Alan’s work was special as it was a combination of Chinese forms and Aboriginal motifs. Allan worked with Bill Onus on this, so that at times, he would throw earthenware pots and Bill Onus would paint them. Bill was a well known local Aboriginal artist at the time. They worked together at “The Hut”, an artists’ co-operative in Ferntree Gully This was also where Alan and other artists came together to show their work and practice live drawing.
Allan is also considered to be one of the first potters to have creatively drawn sympathetically on Aboriginal colours, with the themes and motifs inclusive. Much of his works are elegant and simple representations of oriental design. He often travelled to central Australia in the 1950s and 1960s to make inspirational drawings from the indigenous people there.

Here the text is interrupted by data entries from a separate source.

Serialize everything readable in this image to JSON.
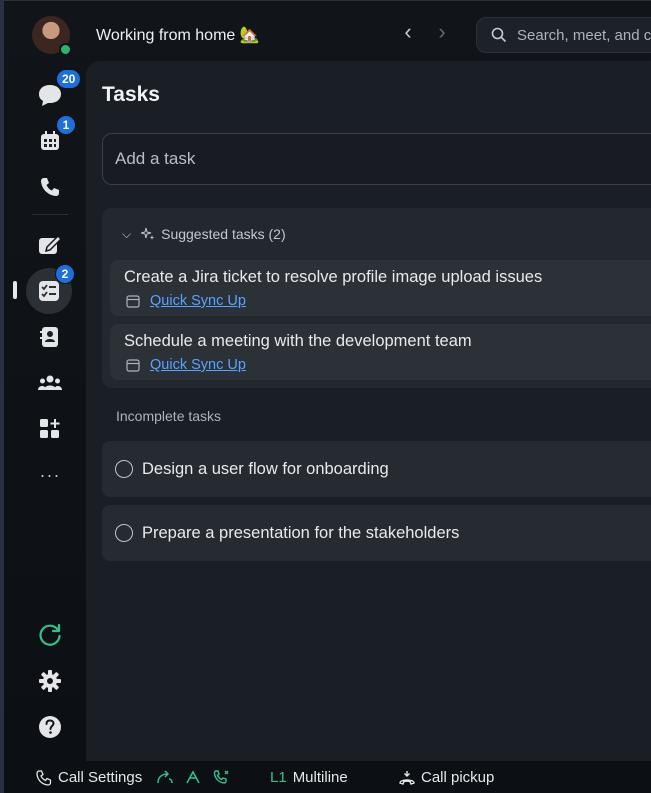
{
  "header": {
    "status_text": "Working from home 🏡",
    "search_placeholder": "Search, meet, and call",
    "nav_back": "‹",
    "nav_forward": "›"
  },
  "rail": {
    "items": [
      {
        "name": "messaging",
        "icon": "chat-icon",
        "badge": "20"
      },
      {
        "name": "calendar",
        "icon": "calendar-icon",
        "badge": "1"
      },
      {
        "name": "calling",
        "icon": "phone-icon",
        "badge": ""
      },
      {
        "name": "whiteboard",
        "icon": "edit-icon",
        "badge": ""
      },
      {
        "name": "tasks",
        "icon": "tasks-icon",
        "badge": "2",
        "active": true
      },
      {
        "name": "contacts",
        "icon": "contacts-icon",
        "badge": ""
      },
      {
        "name": "teams",
        "icon": "teams-icon",
        "badge": ""
      },
      {
        "name": "apps",
        "icon": "apps-add-icon",
        "badge": ""
      },
      {
        "name": "more",
        "icon": "more-icon",
        "label": "···"
      }
    ],
    "bottom": [
      {
        "name": "refresh",
        "icon": "refresh-icon"
      },
      {
        "name": "settings",
        "icon": "gear-icon"
      },
      {
        "name": "help",
        "icon": "help-icon"
      }
    ]
  },
  "main": {
    "title": "Tasks",
    "add_task_placeholder": "Add a task",
    "suggested": {
      "heading": "Suggested tasks (2)",
      "items": [
        {
          "text": "Create a Jira ticket to resolve profile image upload issues",
          "source": "Quick Sync Up"
        },
        {
          "text": "Schedule a meeting with the development team",
          "source": "Quick Sync Up"
        }
      ]
    },
    "incomplete": {
      "heading": "Incomplete tasks",
      "items": [
        {
          "text": "Design a user flow for onboarding"
        },
        {
          "text": "Prepare a presentation for the stakeholders"
        }
      ]
    }
  },
  "footer": {
    "call_settings": "Call Settings",
    "line_id": "L1",
    "line_label": "Multiline",
    "call_pickup": "Call pickup"
  },
  "colors": {
    "accent_blue": "#1f6fd8",
    "link": "#5aa2ff",
    "presence_green": "#2fb36f",
    "refresh_green": "#35c08a"
  }
}
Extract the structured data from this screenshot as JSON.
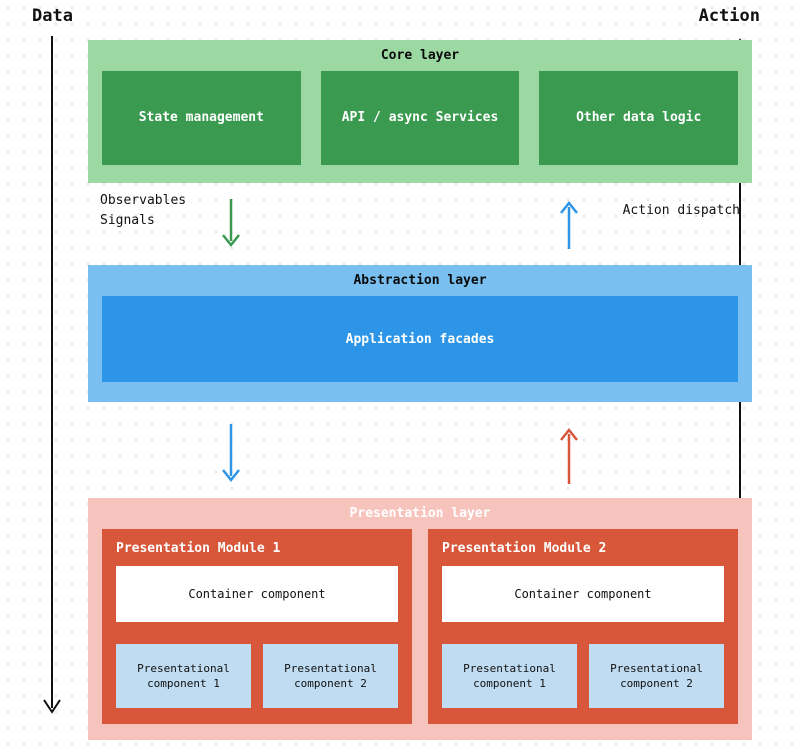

Aboriginal-style imagery became very popular in Australia after the Second World War. This was when local designers and other Australians were looking for a national cultural identity. Australia has an Indigenous heritage that provides a rich source of inspiration. Designers and craftspeople, therefore, worked towards doing Indigenous art, particularly rock art, so they can source and modify motifs that suit contemporary fashion. This brought forth a stylish imagery that usually blended with the colours of the desert landscape with cross-hatching forms and specific references to dot painting, native plants and animals, animal footprints, boomerangs, spears, and the Aboriginal people themselves. These were shown among the many ranges of domestic wares that were produced at the semi-commercial potteries in Australia during the 1950s.
Achievements and Awards
Allan Lowe’s talk with the Ferntree Gully Arts Society in 1955 brought about the formation of the Pottery Group of the Warrandyte Mechanics Institute and Arts Association. Allan and Klytie Pate were both awarded a Bronze medal at the 1956 Melbourne Olympics Art Festival, and Alan was made a Fellow of the Royal South Australian Society of Arts in 1979.
The National Gallery of Victoria held a retrospective of his work in 1979, the very year he retired. Some of his work and his wife Peg’s ramekins are also to be found at Sydney’s Powerhouse Museum (although they are not called ramekins). The Potters Cottage in Warrandyte was also established in 1958 following a visit from Allan. Allan died in 2001, at the age of 93.